"Guy really went above the call for me," Statham recalls. "Had me up to the house before I met the producers to read through dialogue. 'No, you're doing way too much! The camera picks up more than you think.' Pointers like that." It was the only acting training Statham would ever need. His loosely scripted monologue, selling jewelry on the street, opened the film, which became a cult hit. Statham got an agent—"Fahkin' useless that was"—and thought about drama school: "Not for me."
His physicality helped him land small roles in a Jet Li film, then a John Carpenter flop. "Other than that, the phone just didn't ring," Statham says. He went back to selling jewelry. His billing was higher in Ritchie's next film, Snatch—many thought he stole the film from Brad Pitt. "Then the phone stopped ringing again for 18 months." Statham wasn't an actor, and, well, Brits just don't make good action stars, do they? Then Luc Besson called.
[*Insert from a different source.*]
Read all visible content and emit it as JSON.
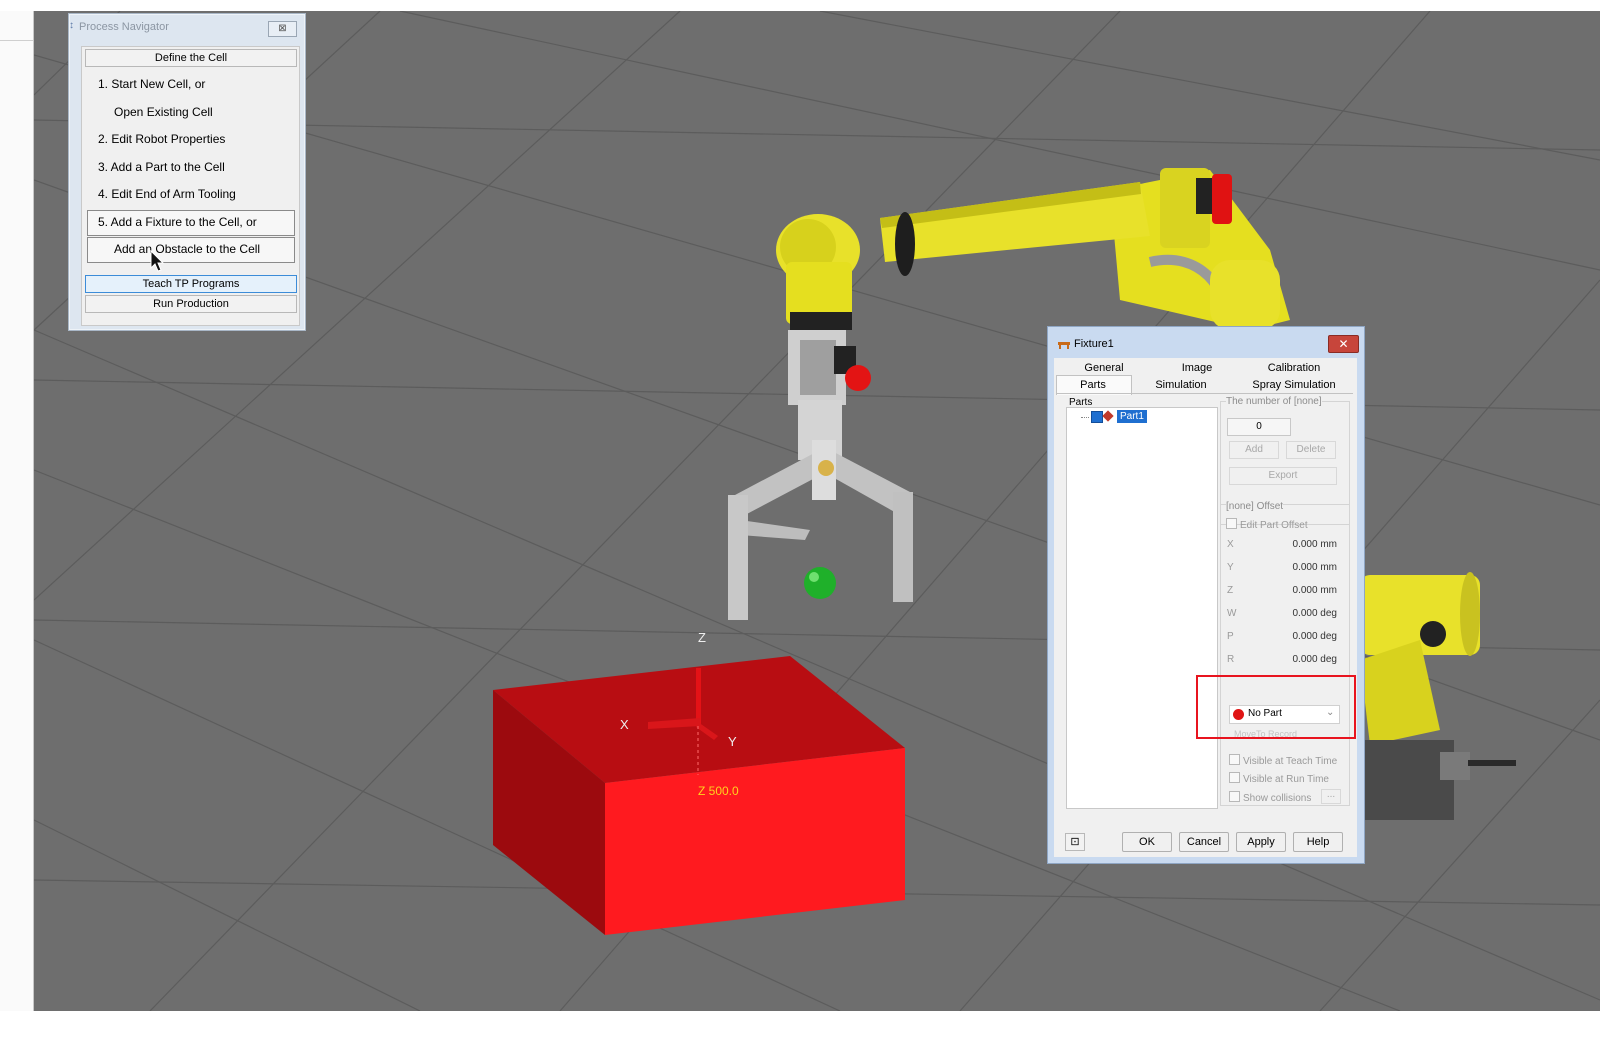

The god of "Cinema du Look," a highly visual style emphasizing spectacle, liked the look of Statham. "I took the next boat-train to Paris and asked Luc if I could do all my own stunts," Statham says. "I'd been training years and years and wanted to give it a go: all that aerial awareness, timing. Truth be told, I would've done anything he said, been a hairdresser. Instead, he told me, 'I'm going to write a movie for you. I will send you a script in three weeks.' It came, to the day, and I literally jumped for joy."
Besson's vision for Statham, The Transporter, uncorked him as an action hero and set the Statham mold, still firm 20 films later: ex-special ops, happy if solitary life—except for all those bad guys. A $25 million domestic gross, $45 million internationally (made for about $20 million). The film came just in time to land Statham in the ensemble cast of 2003's The Italian Job, cracking the door open just a bit more for him. It was all he needed.
Jason Statham is a perplexing superstar. Each film, each new rung up the ladder, seems to only underscore the question of why we love this guy so much. Halfway through a two-hour chat in 87Eleven's reception area, I'm still scratching my head. Statham is very frank, in both what he will and won't talk about (personal life, his finances). His success is a mystery to him as well, as is his place in what he calls "the tunnel" of action films. He wants to branch out but is ever-mindful of his origins and so wary of stepping outside the very successful comfort zone of the action film. A product of the South London hamlet of Sydenham, and a man whose favorite night spot is still a pub in nearby Dulwich, he has simpler concerns: "Don't want to look like a turnip, do we?"